When you restate the entries that follow, keep every word exactly and drop the pictures.

**DATA**

++++++++++++++++++++

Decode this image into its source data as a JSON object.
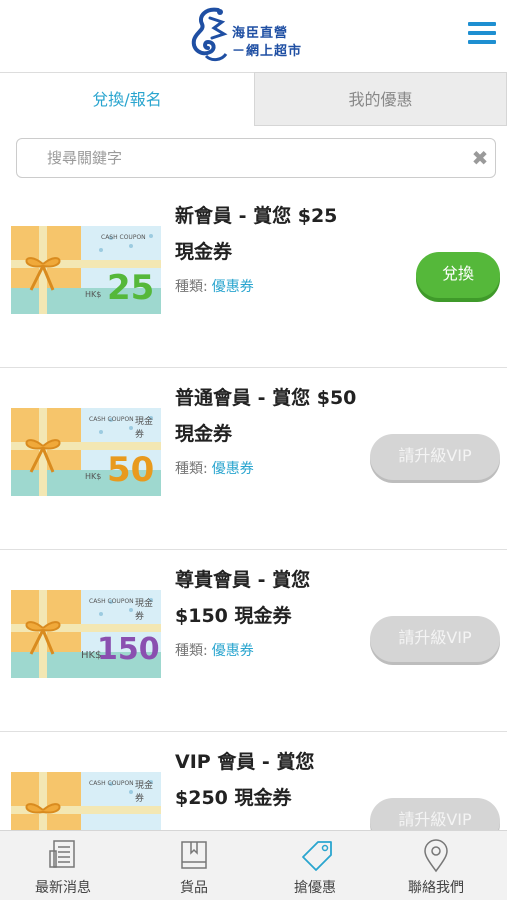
{
  "header": {
    "logo_line1": "海臣直營",
    "logo_line2": "－網上超市",
    "menu_icon": "hamburger-menu-icon"
  },
  "tabs": [
    {
      "label": "兌換/報名",
      "active": true
    },
    {
      "label": "我的優惠",
      "active": false
    }
  ],
  "search": {
    "placeholder": "搜尋關鍵字",
    "value": "",
    "clear_icon": "close-icon"
  },
  "items": [
    {
      "title_line1": "新會員 - 賞您 $25",
      "title_line2": "現金券",
      "type_label": "種類:",
      "type_value": "優惠券",
      "coupon_amount": "25",
      "coupon_currency": "HK$",
      "coupon_header": "CASH COUPON",
      "coupon_header_zh": "現金券",
      "button_label": "兌換",
      "button_style": "green"
    },
    {
      "title_line1": "普通會員 - 賞您 $50",
      "title_line2": "現金券",
      "type_label": "種類:",
      "type_value": "優惠券",
      "coupon_amount": "50",
      "coupon_currency": "HK$",
      "coupon_header": "CASH COUPON",
      "coupon_header_zh": "現金券",
      "button_label": "請升級VIP",
      "button_style": "gray"
    },
    {
      "title_line1": "尊貴會員 - 賞您",
      "title_line2": "$150 現金券",
      "type_label": "種類:",
      "type_value": "優惠券",
      "coupon_amount": "150",
      "coupon_currency": "HK$",
      "coupon_header": "CASH COUPON",
      "coupon_header_zh": "現金券",
      "button_label": "請升級VIP",
      "button_style": "gray"
    },
    {
      "title_line1": "VIP 會員 - 賞您",
      "title_line2": "$250 現金券",
      "coupon_header": "CASH COUPON",
      "coupon_header_zh": "現金券",
      "button_label": "請升級VIP",
      "button_style": "gray"
    }
  ],
  "bottom_nav": [
    {
      "label": "最新消息",
      "icon": "newspaper-icon"
    },
    {
      "label": "貨品",
      "icon": "book-icon"
    },
    {
      "label": "搶優惠",
      "icon": "tag-icon",
      "active": true
    },
    {
      "label": "聯絡我們",
      "icon": "location-pin-icon"
    }
  ],
  "colors": {
    "accent": "#2aa5cf",
    "brand_blue": "#1f4fa3",
    "green_button": "#55b83a",
    "gray_button": "#d5d5d5",
    "coupon_amount_25": "#55b83a",
    "coupon_amount_50": "#e89a1e",
    "coupon_amount_150": "#8a4fb0"
  }
}
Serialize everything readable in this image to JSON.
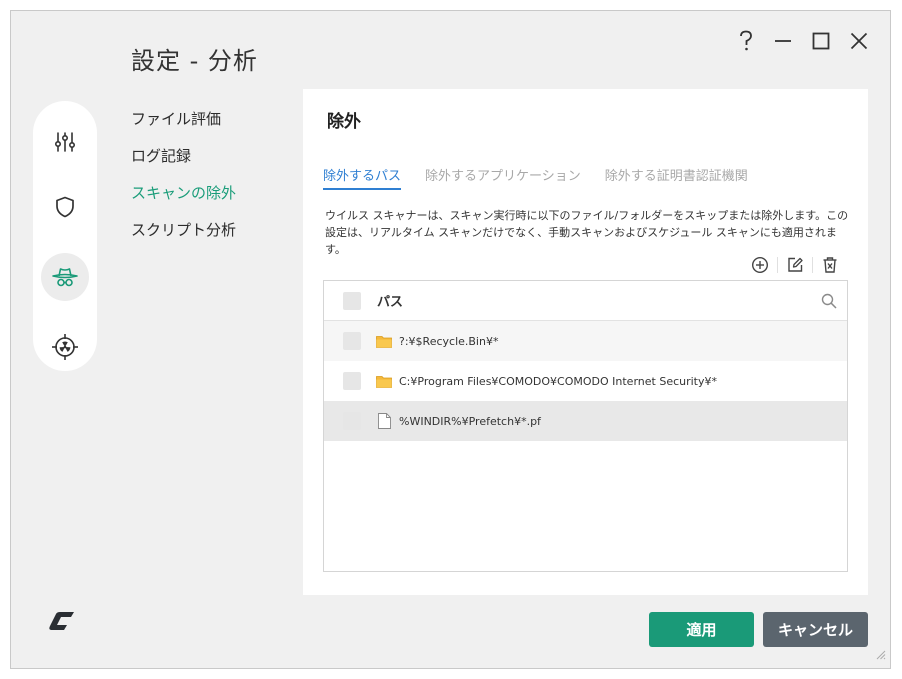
{
  "window": {
    "title": "設定 - 分析",
    "controls": [
      "help-icon",
      "minimize-icon",
      "maximize-icon",
      "close-icon"
    ]
  },
  "rail": {
    "items": [
      {
        "icon": "sliders-icon",
        "active": false
      },
      {
        "icon": "shield-icon",
        "active": false
      },
      {
        "icon": "spy-hat-icon",
        "active": true
      },
      {
        "icon": "crosshair-radiation-icon",
        "active": false
      }
    ]
  },
  "subnav": {
    "items": [
      {
        "label": "ファイル評価"
      },
      {
        "label": "ログ記録"
      },
      {
        "label": "スキャンの除外",
        "active": true
      },
      {
        "label": "スクリプト分析"
      }
    ]
  },
  "panel": {
    "title": "除外",
    "tabs": [
      {
        "label": "除外するパス",
        "active": true
      },
      {
        "label": "除外するアプリケーション"
      },
      {
        "label": "除外する証明書認証機関"
      }
    ],
    "description": "ウイルス スキャナーは、スキャン実行時に以下のファイル/フォルダーをスキップまたは除外します。この設定は、リアルタイム スキャンだけでなく、手動スキャンおよびスケジュール スキャンにも適用されます。",
    "toolbar": [
      "add-circle-icon",
      "edit-icon",
      "trash-icon"
    ],
    "table": {
      "column": "パス",
      "rows": [
        {
          "icon": "folder-icon",
          "path": "?:¥$Recycle.Bin¥*"
        },
        {
          "icon": "folder-icon",
          "path": "C:¥Program Files¥COMODO¥COMODO Internet Security¥*"
        },
        {
          "icon": "file-icon",
          "path": "%WINDIR%¥Prefetch¥*.pf"
        }
      ]
    }
  },
  "buttons": {
    "apply": "適用",
    "cancel": "キャンセル"
  },
  "colors": {
    "accent": "#1a9a78",
    "tab_active": "#2f7fd2",
    "cancel": "#5b656e",
    "folder": "#f5b93b"
  }
}
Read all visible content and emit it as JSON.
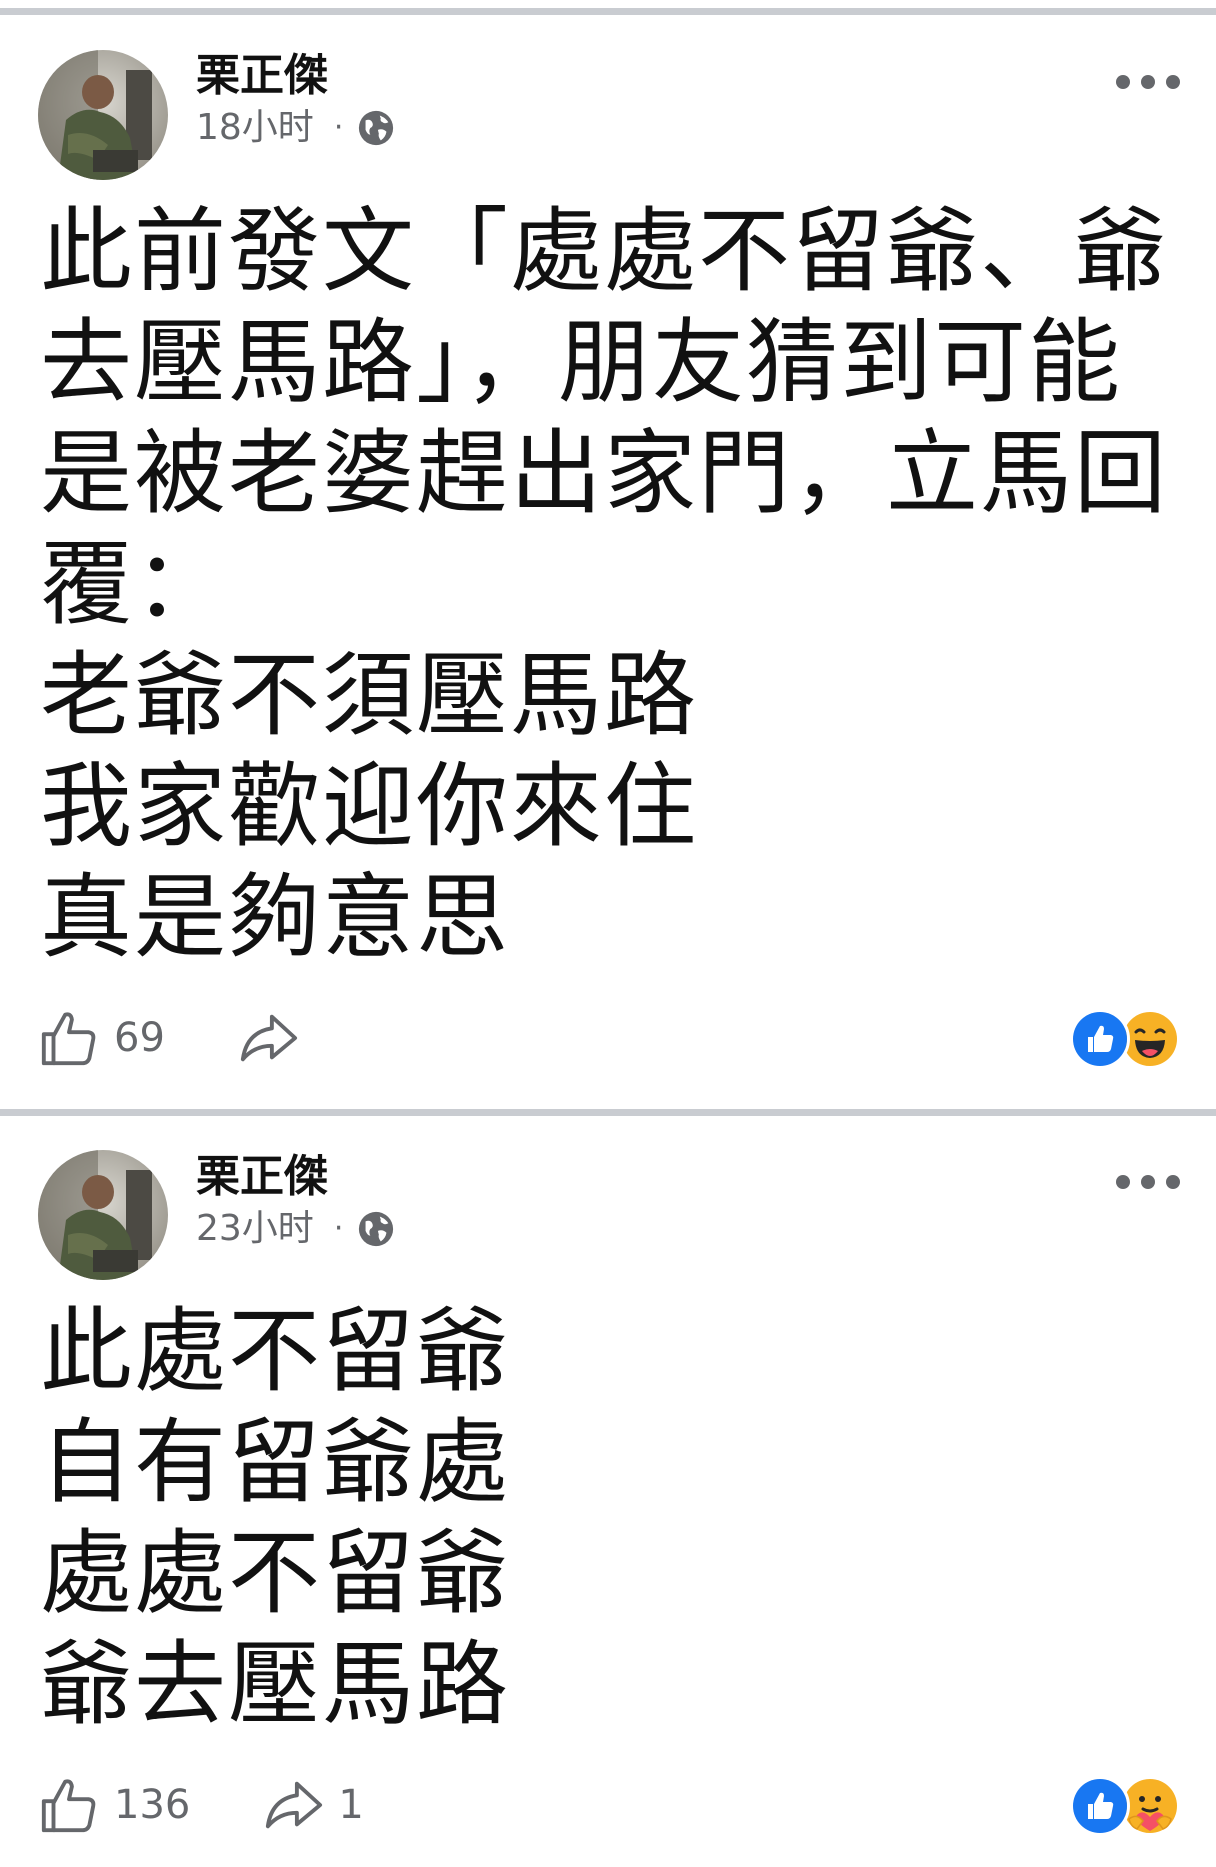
{
  "posts": [
    {
      "author": "栗正傑",
      "time": "18小时",
      "separator": "·",
      "privacy_icon": "globe-icon",
      "body": "此前發文「處處不留爺、爺\n去壓馬路」，朋友猜到可能\n是被老婆趕出家門，立馬回\n覆：\n老爺不須壓馬路\n我家歡迎你來住\n真是夠意思",
      "like_count": "69",
      "share_count": "",
      "reactions": [
        "like-reaction-icon",
        "haha-reaction-icon"
      ]
    },
    {
      "author": "栗正傑",
      "time": "23小时",
      "separator": "·",
      "privacy_icon": "globe-icon",
      "body": "此處不留爺\n自有留爺處\n處處不留爺\n爺去壓馬路",
      "like_count": "136",
      "share_count": "1",
      "reactions": [
        "like-reaction-icon",
        "care-reaction-icon"
      ]
    }
  ],
  "colors": {
    "divider": "#c9ccd1",
    "meta_text": "#65676b",
    "like_blue": "#1877f2",
    "haha_yellow": "#f7b125"
  }
}
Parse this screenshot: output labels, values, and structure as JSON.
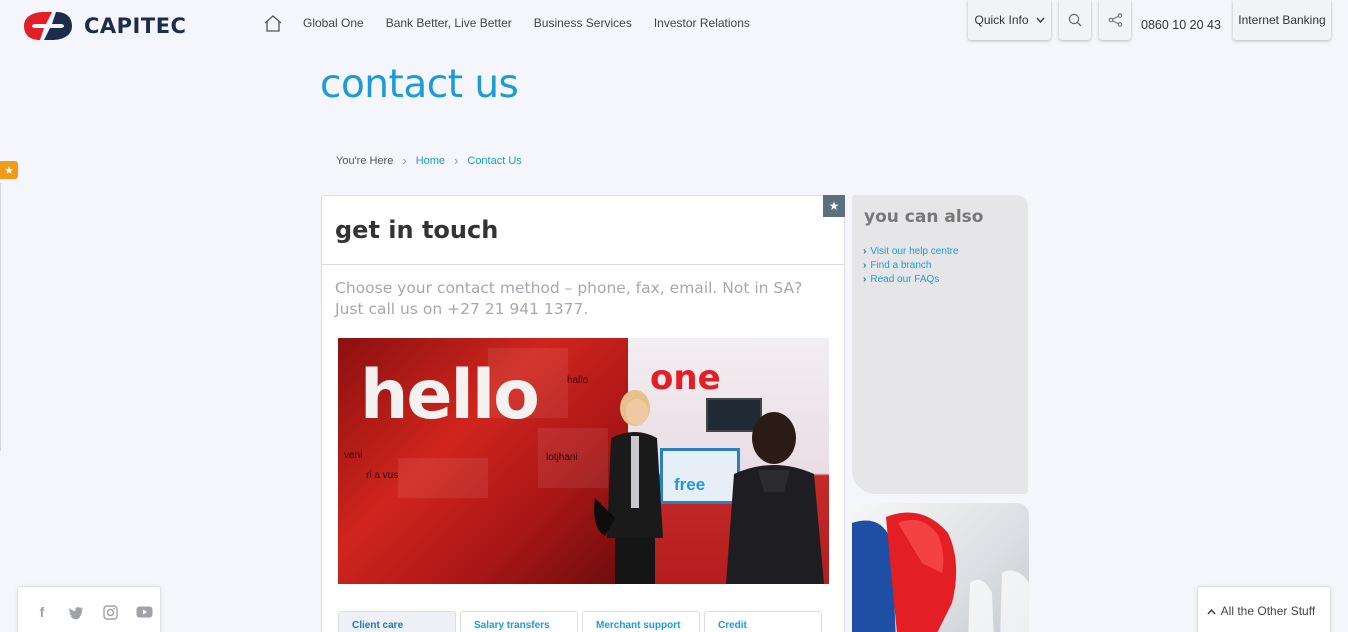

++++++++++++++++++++

**EXPECTED OUTPUT**
Decode this image into its source data as a JSON object.
{
  "header": {
    "logo_line1": "海臣直營",
    "logo_line2": "－網上超市",
    "menu_icon": "hamburger-menu-icon"
  },
  "tabs": [
    {
      "label": "兌換/報名",
      "active": true
    },
    {
      "label": "我的優惠",
      "active": false
    }
  ],
  "search": {
    "placeholder": "搜尋關鍵字",
    "value": "",
    "clear_icon": "close-icon"
  },
  "items": [
    {
      "title_line1": "新會員 - 賞您 $25",
      "title_line2": "現金券",
      "type_label": "種類:",
      "type_value": "優惠券",
      "coupon_amount": "25",
      "coupon_currency": "HK$",
      "coupon_header": "CASH COUPON",
      "coupon_header_zh": "現金券",
      "button_label": "兌換",
      "button_style": "green"
    },
    {
      "title_line1": "普通會員 - 賞您 $50",
      "title_line2": "現金券",
      "type_label": "種類:",
      "type_value": "優惠券",
      "coupon_amount": "50",
      "coupon_currency": "HK$",
      "coupon_header": "CASH COUPON",
      "coupon_header_zh": "現金券",
      "button_label": "請升級VIP",
      "button_style": "gray"
    },
    {
      "title_line1": "尊貴會員 - 賞您",
      "title_line2": "$150 現金券",
      "type_label": "種類:",
      "type_value": "優惠券",
      "coupon_amount": "150",
      "coupon_currency": "HK$",
      "coupon_header": "CASH COUPON",
      "coupon_header_zh": "現金券",
      "button_label": "請升級VIP",
      "button_style": "gray"
    },
    {
      "title_line1": "VIP 會員 - 賞您",
      "title_line2": "$250 現金券",
      "coupon_header": "CASH COUPON",
      "coupon_header_zh": "現金券",
      "button_label": "請升級VIP",
      "button_style": "gray"
    }
  ],
  "bottom_nav": [
    {
      "label": "最新消息",
      "icon": "newspaper-icon"
    },
    {
      "label": "貨品",
      "icon": "book-icon"
    },
    {
      "label": "搶優惠",
      "icon": "tag-icon",
      "active": true
    },
    {
      "label": "聯絡我們",
      "icon": "location-pin-icon"
    }
  ],
  "colors": {
    "accent": "#2aa5cf",
    "brand_blue": "#1f4fa3",
    "green_button": "#55b83a",
    "gray_button": "#d5d5d5",
    "coupon_amount_25": "#55b83a",
    "coupon_amount_50": "#e89a1e",
    "coupon_amount_150": "#8a4fb0"
  }
}
Serialize everything readable in this image to JSON.
{
  "window": {
    "title": "設定 - 分析",
    "controls": [
      "help-icon",
      "minimize-icon",
      "maximize-icon",
      "close-icon"
    ]
  },
  "rail": {
    "items": [
      {
        "icon": "sliders-icon",
        "active": false
      },
      {
        "icon": "shield-icon",
        "active": false
      },
      {
        "icon": "spy-hat-icon",
        "active": true
      },
      {
        "icon": "crosshair-radiation-icon",
        "active": false
      }
    ]
  },
  "subnav": {
    "items": [
      {
        "label": "ファイル評価"
      },
      {
        "label": "ログ記録"
      },
      {
        "label": "スキャンの除外",
        "active": true
      },
      {
        "label": "スクリプト分析"
      }
    ]
  },
  "panel": {
    "title": "除外",
    "tabs": [
      {
        "label": "除外するパス",
        "active": true
      },
      {
        "label": "除外するアプリケーション"
      },
      {
        "label": "除外する証明書認証機関"
      }
    ],
    "description": "ウイルス スキャナーは、スキャン実行時に以下のファイル/フォルダーをスキップまたは除外します。この設定は、リアルタイム スキャンだけでなく、手動スキャンおよびスケジュール スキャンにも適用されます。",
    "toolbar": [
      "add-circle-icon",
      "edit-icon",
      "trash-icon"
    ],
    "table": {
      "column": "パス",
      "rows": [
        {
          "icon": "folder-icon",
          "path": "?:¥$Recycle.Bin¥*"
        },
        {
          "icon": "folder-icon",
          "path": "C:¥Program Files¥COMODO¥COMODO Internet Security¥*"
        },
        {
          "icon": "file-icon",
          "path": "%WINDIR%¥Prefetch¥*.pf"
        }
      ]
    }
  },
  "buttons": {
    "apply": "適用",
    "cancel": "キャンセル"
  },
  "colors": {
    "accent": "#1a9a78",
    "tab_active": "#2f7fd2",
    "cancel": "#5b656e",
    "folder": "#f5b93b"
  }
}
Read all visible content and emit it as JSON.
{
  "posts": [
    {
      "author": "栗正傑",
      "time": "18小时",
      "separator": "·",
      "privacy_icon": "globe-icon",
      "body": "此前發文「處處不留爺、爺\n去壓馬路」，朋友猜到可能\n是被老婆趕出家門，立馬回\n覆：\n老爺不須壓馬路\n我家歡迎你來住\n真是夠意思",
      "like_count": "69",
      "share_count": "",
      "reactions": [
        "like-reaction-icon",
        "haha-reaction-icon"
      ]
    },
    {
      "author": "栗正傑",
      "time": "23小时",
      "separator": "·",
      "privacy_icon": "globe-icon",
      "body": "此處不留爺\n自有留爺處\n處處不留爺\n爺去壓馬路",
      "like_count": "136",
      "share_count": "1",
      "reactions": [
        "like-reaction-icon",
        "care-reaction-icon"
      ]
    }
  ],
  "colors": {
    "divider": "#c9ccd1",
    "meta_text": "#65676b",
    "like_blue": "#1877f2",
    "haha_yellow": "#f7b125"
  }
}
Parse this screenshot: output labels, values, and structure as JSON.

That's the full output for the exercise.